Recently passed tariffs will impact imports of granite, cement, vinyl floor coverings, ceramic tiles, stainless steel, and waferboard. The National Association of Home Builders (NAHB) has put a price tag on the fear of tariffs plaguing the home building industry: $2.5 billion to be paid in duties this year.
Fluctuating Costs of Commodities
Prices of commodities like lumber have climbed and dropped significantly over the past 12 months. Last year on June 1, the Random Lengths Framing Lumber Composite Price was $582 for one thousand board feet. One year later, the price is 45% lower — around $319.
According to a report by SteelBenchmarker, steel has seen quite a ride in the past months as well. On June 10, 2019, the U.S HRB price was $609 — a 33% decrease from $912 on July 9, 2018. As trade negotiations continue, more extreme and frequent price fluctuations will become the new normal.
How the U.S. Freight Market is Floating On
To lower the effect of tariffs imposed last year, buyers put in larger orders ahead of schedule.
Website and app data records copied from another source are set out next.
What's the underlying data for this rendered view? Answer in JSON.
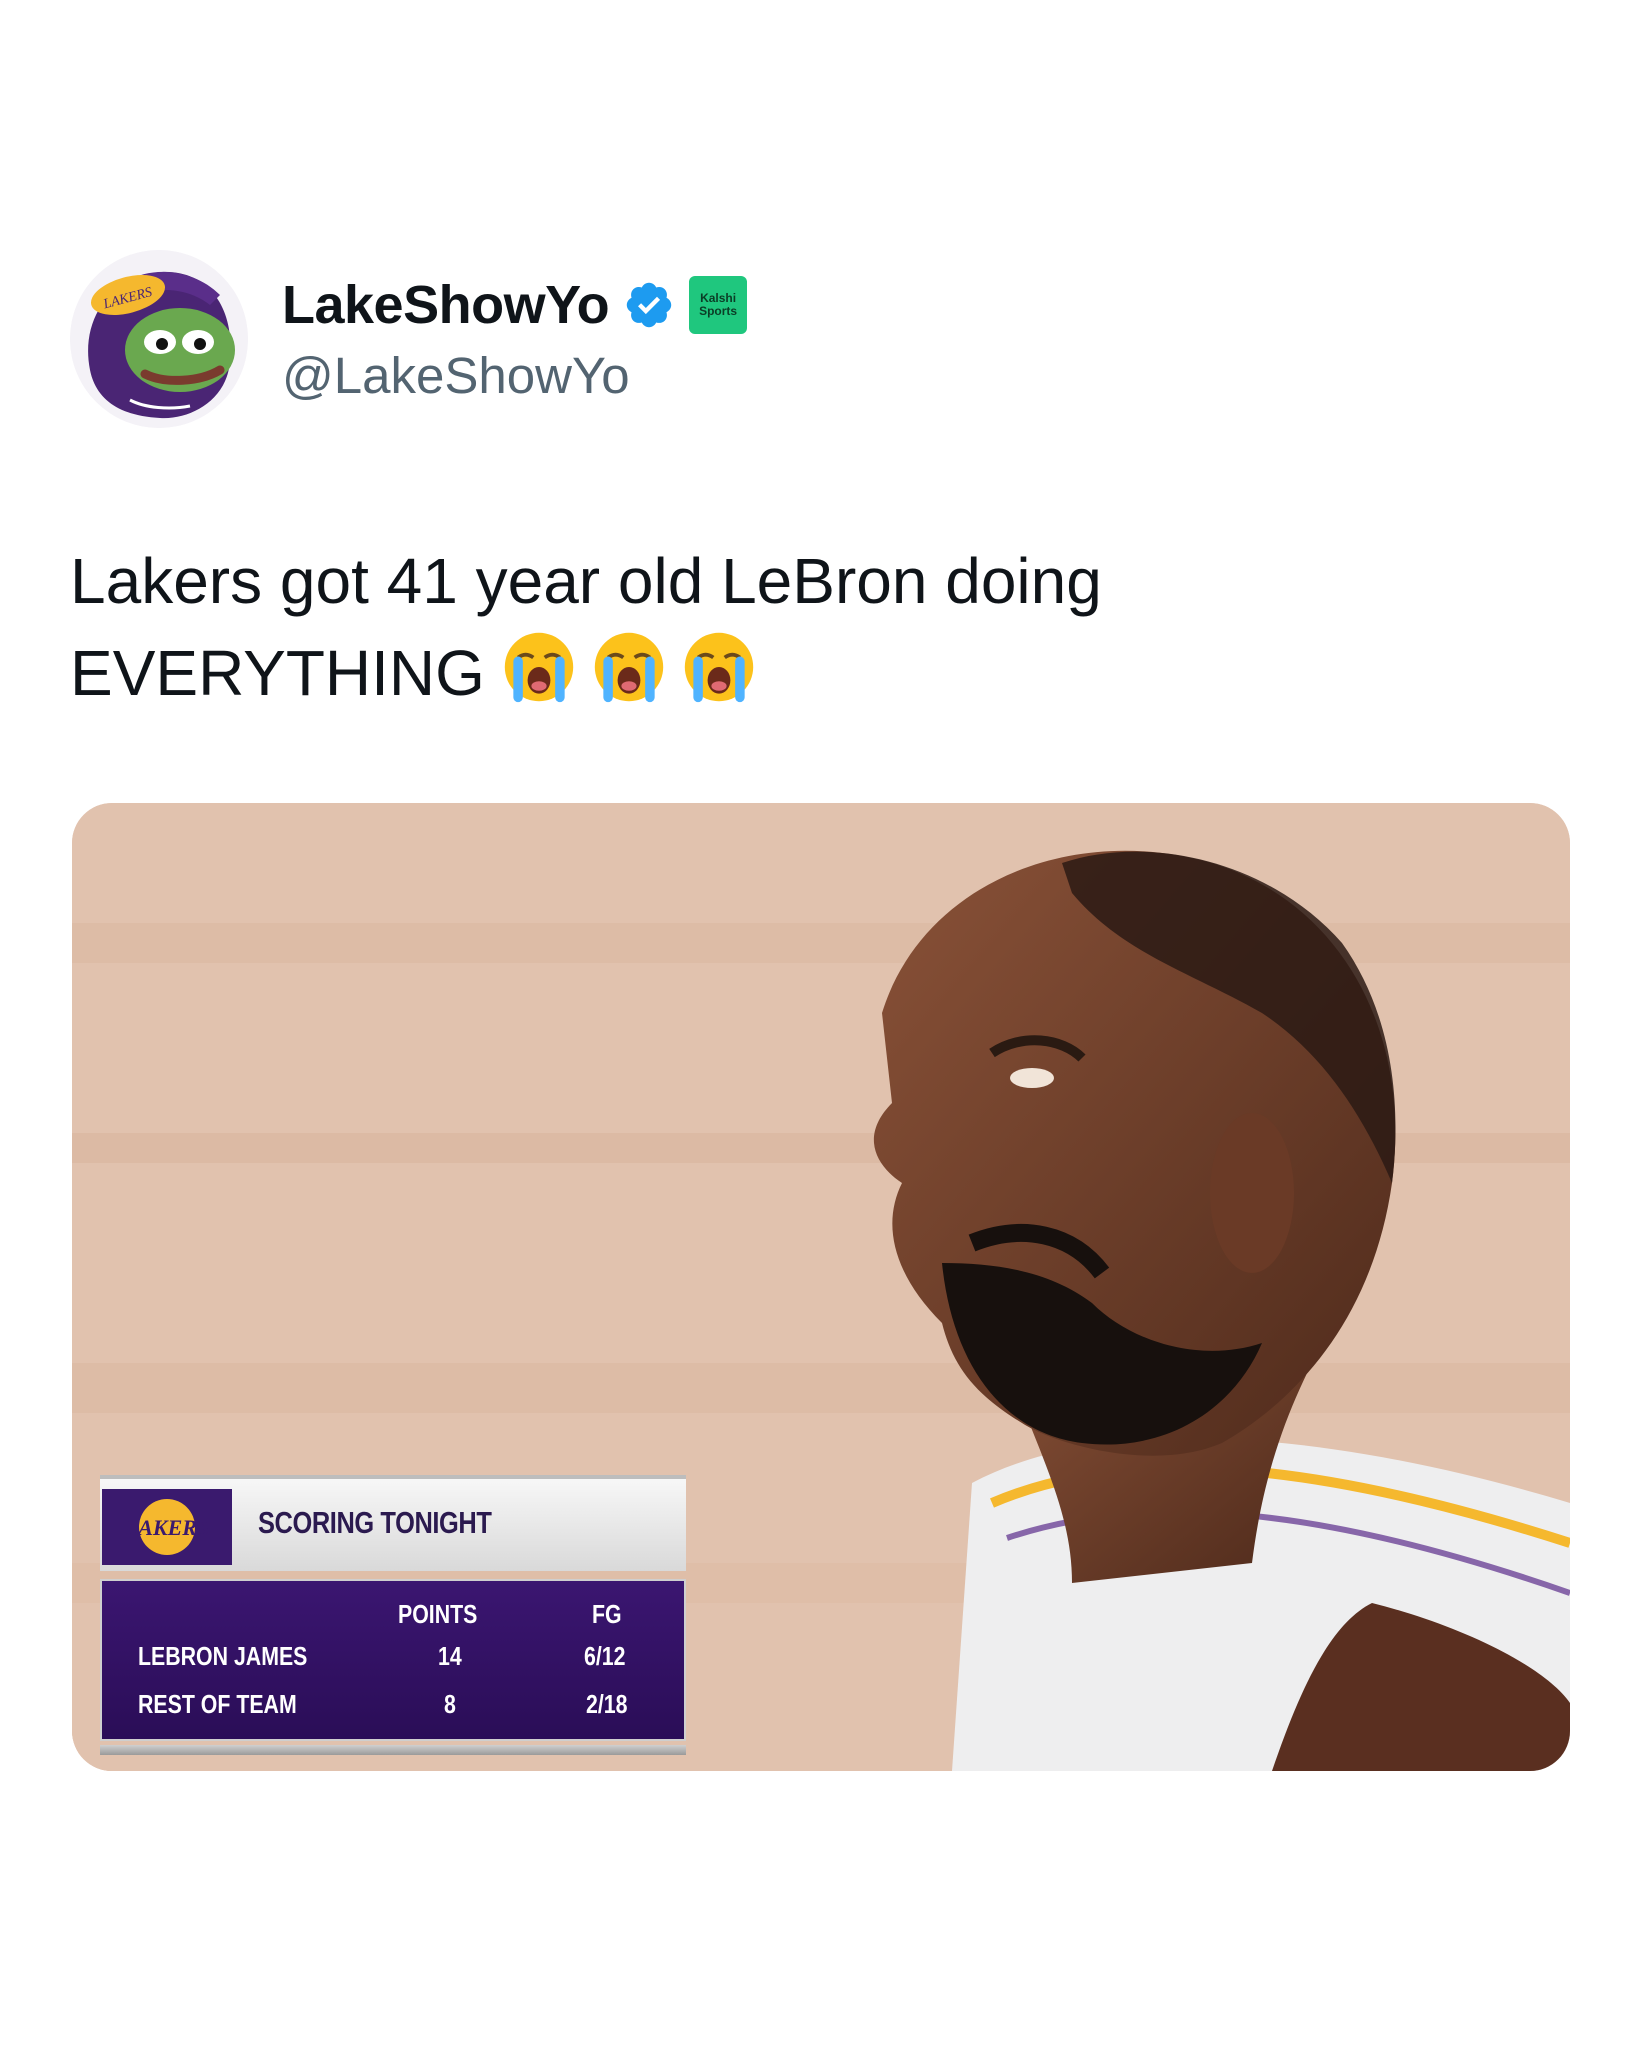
{
  "tweet": {
    "display_name": "LakeShowYo",
    "handle": "@LakeShowYo",
    "affiliate_badge": [
      "Kalshi",
      "Sports"
    ],
    "text_line1": "Lakers got 41 year old LeBron doing",
    "text_line2": "EVERYTHING",
    "emojis": [
      "loudly-crying-face",
      "loudly-crying-face",
      "loudly-crying-face"
    ]
  },
  "media": {
    "scoreboard": {
      "title": "SCORING TONIGHT",
      "columns": [
        "POINTS",
        "FG"
      ],
      "rows": [
        {
          "name": "LEBRON JAMES",
          "points": "14",
          "fg": "6/12"
        },
        {
          "name": "REST OF TEAM",
          "points": "8",
          "fg": "2/18"
        }
      ]
    }
  },
  "colors": {
    "verified": "#1d9bf0",
    "handle": "#536471",
    "lakers_purple": "#3a1a6e",
    "lakers_gold": "#f5b82e",
    "kalshi_green": "#1fc77e"
  }
}
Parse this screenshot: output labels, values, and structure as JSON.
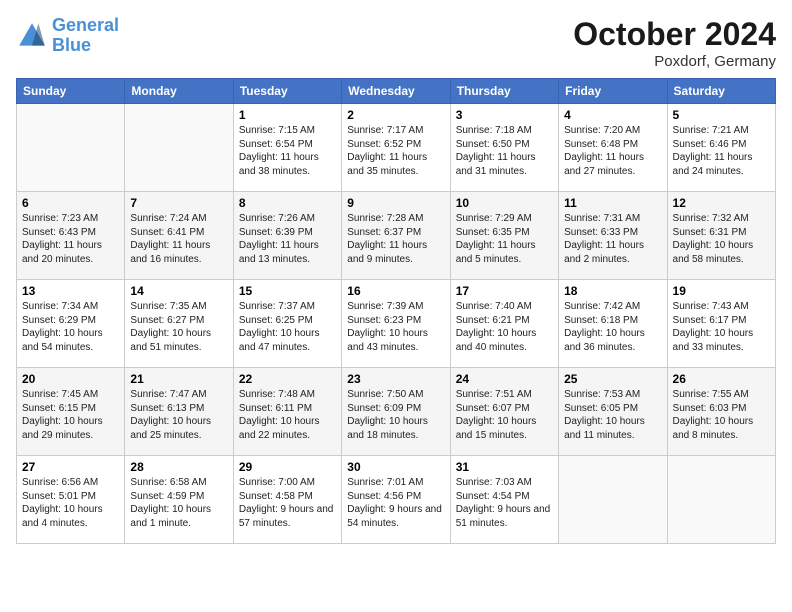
{
  "logo": {
    "line1": "General",
    "line2": "Blue"
  },
  "title": "October 2024",
  "subtitle": "Poxdorf, Germany",
  "days_of_week": [
    "Sunday",
    "Monday",
    "Tuesday",
    "Wednesday",
    "Thursday",
    "Friday",
    "Saturday"
  ],
  "weeks": [
    [
      {
        "day": "",
        "sunrise": "",
        "sunset": "",
        "daylight": ""
      },
      {
        "day": "",
        "sunrise": "",
        "sunset": "",
        "daylight": ""
      },
      {
        "day": "1",
        "sunrise": "Sunrise: 7:15 AM",
        "sunset": "Sunset: 6:54 PM",
        "daylight": "Daylight: 11 hours and 38 minutes."
      },
      {
        "day": "2",
        "sunrise": "Sunrise: 7:17 AM",
        "sunset": "Sunset: 6:52 PM",
        "daylight": "Daylight: 11 hours and 35 minutes."
      },
      {
        "day": "3",
        "sunrise": "Sunrise: 7:18 AM",
        "sunset": "Sunset: 6:50 PM",
        "daylight": "Daylight: 11 hours and 31 minutes."
      },
      {
        "day": "4",
        "sunrise": "Sunrise: 7:20 AM",
        "sunset": "Sunset: 6:48 PM",
        "daylight": "Daylight: 11 hours and 27 minutes."
      },
      {
        "day": "5",
        "sunrise": "Sunrise: 7:21 AM",
        "sunset": "Sunset: 6:46 PM",
        "daylight": "Daylight: 11 hours and 24 minutes."
      }
    ],
    [
      {
        "day": "6",
        "sunrise": "Sunrise: 7:23 AM",
        "sunset": "Sunset: 6:43 PM",
        "daylight": "Daylight: 11 hours and 20 minutes."
      },
      {
        "day": "7",
        "sunrise": "Sunrise: 7:24 AM",
        "sunset": "Sunset: 6:41 PM",
        "daylight": "Daylight: 11 hours and 16 minutes."
      },
      {
        "day": "8",
        "sunrise": "Sunrise: 7:26 AM",
        "sunset": "Sunset: 6:39 PM",
        "daylight": "Daylight: 11 hours and 13 minutes."
      },
      {
        "day": "9",
        "sunrise": "Sunrise: 7:28 AM",
        "sunset": "Sunset: 6:37 PM",
        "daylight": "Daylight: 11 hours and 9 minutes."
      },
      {
        "day": "10",
        "sunrise": "Sunrise: 7:29 AM",
        "sunset": "Sunset: 6:35 PM",
        "daylight": "Daylight: 11 hours and 5 minutes."
      },
      {
        "day": "11",
        "sunrise": "Sunrise: 7:31 AM",
        "sunset": "Sunset: 6:33 PM",
        "daylight": "Daylight: 11 hours and 2 minutes."
      },
      {
        "day": "12",
        "sunrise": "Sunrise: 7:32 AM",
        "sunset": "Sunset: 6:31 PM",
        "daylight": "Daylight: 10 hours and 58 minutes."
      }
    ],
    [
      {
        "day": "13",
        "sunrise": "Sunrise: 7:34 AM",
        "sunset": "Sunset: 6:29 PM",
        "daylight": "Daylight: 10 hours and 54 minutes."
      },
      {
        "day": "14",
        "sunrise": "Sunrise: 7:35 AM",
        "sunset": "Sunset: 6:27 PM",
        "daylight": "Daylight: 10 hours and 51 minutes."
      },
      {
        "day": "15",
        "sunrise": "Sunrise: 7:37 AM",
        "sunset": "Sunset: 6:25 PM",
        "daylight": "Daylight: 10 hours and 47 minutes."
      },
      {
        "day": "16",
        "sunrise": "Sunrise: 7:39 AM",
        "sunset": "Sunset: 6:23 PM",
        "daylight": "Daylight: 10 hours and 43 minutes."
      },
      {
        "day": "17",
        "sunrise": "Sunrise: 7:40 AM",
        "sunset": "Sunset: 6:21 PM",
        "daylight": "Daylight: 10 hours and 40 minutes."
      },
      {
        "day": "18",
        "sunrise": "Sunrise: 7:42 AM",
        "sunset": "Sunset: 6:18 PM",
        "daylight": "Daylight: 10 hours and 36 minutes."
      },
      {
        "day": "19",
        "sunrise": "Sunrise: 7:43 AM",
        "sunset": "Sunset: 6:17 PM",
        "daylight": "Daylight: 10 hours and 33 minutes."
      }
    ],
    [
      {
        "day": "20",
        "sunrise": "Sunrise: 7:45 AM",
        "sunset": "Sunset: 6:15 PM",
        "daylight": "Daylight: 10 hours and 29 minutes."
      },
      {
        "day": "21",
        "sunrise": "Sunrise: 7:47 AM",
        "sunset": "Sunset: 6:13 PM",
        "daylight": "Daylight: 10 hours and 25 minutes."
      },
      {
        "day": "22",
        "sunrise": "Sunrise: 7:48 AM",
        "sunset": "Sunset: 6:11 PM",
        "daylight": "Daylight: 10 hours and 22 minutes."
      },
      {
        "day": "23",
        "sunrise": "Sunrise: 7:50 AM",
        "sunset": "Sunset: 6:09 PM",
        "daylight": "Daylight: 10 hours and 18 minutes."
      },
      {
        "day": "24",
        "sunrise": "Sunrise: 7:51 AM",
        "sunset": "Sunset: 6:07 PM",
        "daylight": "Daylight: 10 hours and 15 minutes."
      },
      {
        "day": "25",
        "sunrise": "Sunrise: 7:53 AM",
        "sunset": "Sunset: 6:05 PM",
        "daylight": "Daylight: 10 hours and 11 minutes."
      },
      {
        "day": "26",
        "sunrise": "Sunrise: 7:55 AM",
        "sunset": "Sunset: 6:03 PM",
        "daylight": "Daylight: 10 hours and 8 minutes."
      }
    ],
    [
      {
        "day": "27",
        "sunrise": "Sunrise: 6:56 AM",
        "sunset": "Sunset: 5:01 PM",
        "daylight": "Daylight: 10 hours and 4 minutes."
      },
      {
        "day": "28",
        "sunrise": "Sunrise: 6:58 AM",
        "sunset": "Sunset: 4:59 PM",
        "daylight": "Daylight: 10 hours and 1 minute."
      },
      {
        "day": "29",
        "sunrise": "Sunrise: 7:00 AM",
        "sunset": "Sunset: 4:58 PM",
        "daylight": "Daylight: 9 hours and 57 minutes."
      },
      {
        "day": "30",
        "sunrise": "Sunrise: 7:01 AM",
        "sunset": "Sunset: 4:56 PM",
        "daylight": "Daylight: 9 hours and 54 minutes."
      },
      {
        "day": "31",
        "sunrise": "Sunrise: 7:03 AM",
        "sunset": "Sunset: 4:54 PM",
        "daylight": "Daylight: 9 hours and 51 minutes."
      },
      {
        "day": "",
        "sunrise": "",
        "sunset": "",
        "daylight": ""
      },
      {
        "day": "",
        "sunrise": "",
        "sunset": "",
        "daylight": ""
      }
    ]
  ]
}
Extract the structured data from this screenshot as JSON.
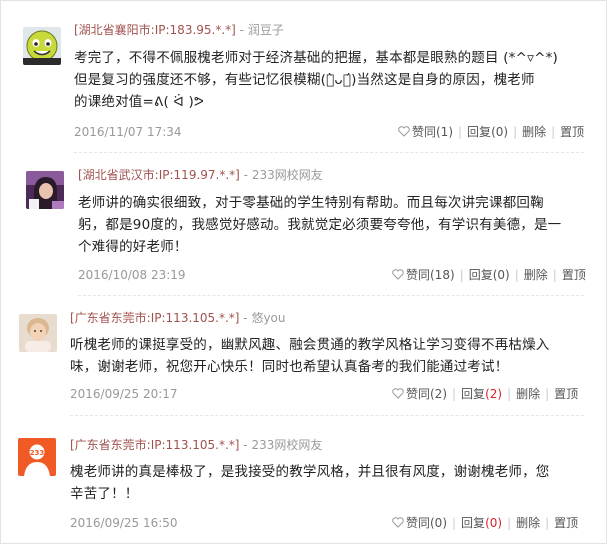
{
  "comments": [
    {
      "location_ip": "[湖北省襄阳市:IP:183.95.*.*]",
      "separator": " - ",
      "username": "润豆子",
      "lines": [
        "考完了，不得不佩服槐老师对于经济基础的把握，基本都是眼熟的题目 (*^▿^*)",
        "但是复习的强度还不够，有些记忆很模糊(ก̀ᴗก́)当然这是自身的原因，槐老师",
        "的课绝对值=ᕕ( ᐛ )ᕗ"
      ],
      "date": "2016/11/07 17:34",
      "like_label": "赞同(1)",
      "reply_label": "回复",
      "reply_count": "(0)",
      "delete_label": "删除",
      "top_label": "置顶",
      "avatar": "green-mascot-avatar"
    },
    {
      "location_ip": "[湖北省武汉市:IP:119.97.*.*]",
      "separator": " - ",
      "username": "233网校网友",
      "lines": [
        "老师讲的确实很细致，对于零基础的学生特别有帮助。而且每次讲完课都回鞠",
        "躬，都是90度的，我感觉好感动。我就觉定必须要夸夸他，有学识有美德，是一",
        "个难得的好老师！"
      ],
      "date": "2016/10/08 23:19",
      "like_label": "赞同(18)",
      "reply_label": "回复",
      "reply_count": "(0)",
      "delete_label": "删除",
      "top_label": "置顶",
      "avatar": "purple-girl-avatar"
    },
    {
      "location_ip": "[广东省东莞市:IP:113.105.*.*]",
      "separator": " - ",
      "username": "悠you",
      "lines": [
        "听槐老师的课挺享受的，幽默风趣、融会贯通的教学风格让学习变得不再枯燥入",
        "味，谢谢老师，祝您开心快乐！同时也希望认真备考的我们能通过考试！"
      ],
      "date": "2016/09/25 20:17",
      "like_label": "赞同(2)",
      "reply_label": "回复",
      "reply_count": "(2)",
      "delete_label": "删除",
      "top_label": "置顶",
      "avatar": "child-photo-avatar"
    },
    {
      "location_ip": "[广东省东莞市:IP:113.105.*.*]",
      "separator": " - ",
      "username": "233网校网友",
      "lines": [
        "槐老师讲的真是棒极了，是我接受的教学风格，并且很有风度，谢谢槐老师，您",
        "辛苦了！！"
      ],
      "date": "2016/09/25 16:50",
      "like_label": "赞同(0)",
      "reply_label": "回复",
      "reply_count": "(0)",
      "delete_label": "删除",
      "top_label": "置顶",
      "avatar": "233-logo-avatar"
    }
  ],
  "colors": {
    "location": "#a0524e",
    "username": "#9a9a9a",
    "reply_highlight": "#d9232d",
    "meta": "#999999"
  }
}
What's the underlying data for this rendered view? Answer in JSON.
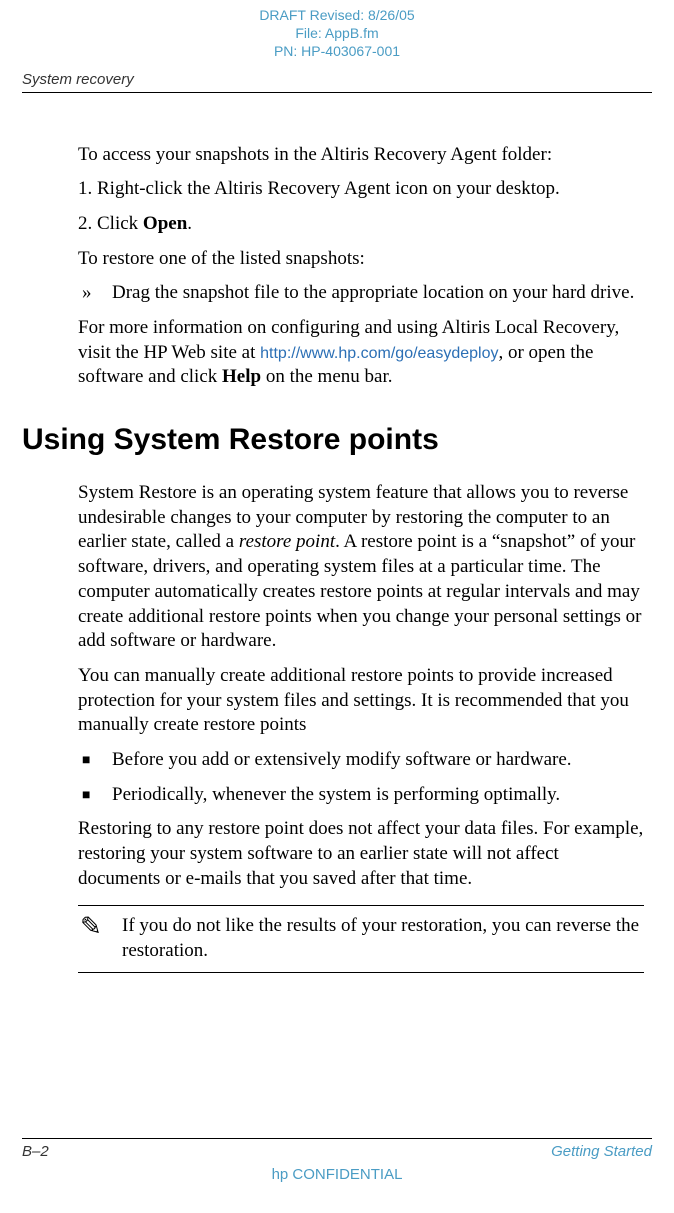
{
  "draft": {
    "line1": "DRAFT Revised: 8/26/05",
    "line2": "File: AppB.fm",
    "line3": "PN: HP-403067-001"
  },
  "running_header": "System recovery",
  "body": {
    "p1": "To access your snapshots in the Altiris Recovery Agent folder:",
    "ol1_prefix": "1. ",
    "ol1": "Right-click the Altiris Recovery Agent icon on your desktop.",
    "ol2_prefix": "2. ",
    "ol2_a": "Click ",
    "ol2_bold": "Open",
    "ol2_b": ".",
    "p2": "To restore one of the listed snapshots:",
    "arrow_bullet": "»",
    "arrow1": "Drag the snapshot file to the appropriate location on your hard drive.",
    "p3a": "For more information on configuring and using Altiris Local Recovery, visit the HP Web site at ",
    "p3_link": "http://www.hp.com/go/easydeploy",
    "p3b": ", or open the software and click ",
    "p3_bold": "Help",
    "p3c": " on the menu bar.",
    "h1": "Using System Restore points",
    "p4a": "System Restore is an operating system feature that allows you to reverse undesirable changes to your computer by restoring the computer to an earlier state, called a ",
    "p4_italic": "restore point",
    "p4b": ". A restore point is a “snapshot” of your software, drivers, and operating system files at a particular time. The computer automatically creates restore points at regular intervals and may create additional restore points when you change your personal settings or add software or hardware.",
    "p5": "You can manually create additional restore points to provide increased protection for your system files and settings. It is recommended that you manually create restore points",
    "sq_bullet": "■",
    "sq1": "Before you add or extensively modify software or hardware.",
    "sq2": "Periodically, whenever the system is performing optimally.",
    "p6": "Restoring to any restore point does not affect your data files. For example, restoring your system software to an earlier state will not affect documents or e-mails that you saved after that time.",
    "note_icon": "✎",
    "note": "If you do not like the results of your restoration, you can reverse the restoration."
  },
  "footer": {
    "page": "B–2",
    "title": "Getting Started",
    "confidential": "hp CONFIDENTIAL"
  }
}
This has placed a greater demand on freight carriers and led to a backup at major U.S. ports. Come July 1 and August 1, carriers traveling the Trans-Pacific Eastbound (the busiest container trade line for U.S. imports) may be forced to implement a higher than usual General Rate Increase (GRI).
Pedal to the Metal
The next domino to feel the pressure will be the trucking industry. According to a recent article by Yahoo! Finance, “there is a high likelihood that if container rates go up as anticipated through most of the end of 2019, then truckload spot rates will go up as well.”
The article goes on to say, “since new Class 8 truck orders have a lag in production time of 6-8 months, most of this new capacity has entered the truckload market within the last few months. Since this would mean there has been a major increase in overall capacity (supply) in the truckload market, truckload spot rates may not increase nearly as much as they would if there were less capacity on the road.”
In the coming months, the construction industry will feel the effect of increased transportation costs and will be forced to carry some of the weight.
How Builders and Developers are Buckling Up
This roller coaster ride has gotten many builders and developers scrambling about for seatbelts. Speaking with friendly competitors can provide a clearer picture of projected price increases and provide some much-needed control over budgets. An anticipated price increase for one material can be offset by a price decline for another material. Builders can also consider forming a group to buy discounts from suppliers and help reduce risk for everyone involved.
Builders should ask suppliers about shortages and lead time requirements to plan construction project timelines that will take into account foreseeable delays. In this way, juggling costs and deadlines can become easier for contractors, builders, and suppliers.
Working with a fund control company, like QuickDraw Fund Control, can also help everyone maintain a minimum level of control and sanity. Trusting a team of fund control experts can reduce the stress of managing deadlines and budgets, and help builders, contractors and lenders focus on things they can control.
Bracing For Impact
At the moment, an end to tariffs is not in sight. Lenders, suppliers, builders, and contractors need to collaborate on a long-term plan that can withstand the full weight of these tariffs. Where appropriate, prices should be locked-in to keep each link in the supply chain intact. If there is one benefit that tariffs may bring to the construction industry, it may be a renewed sense of commitment to the good of each other.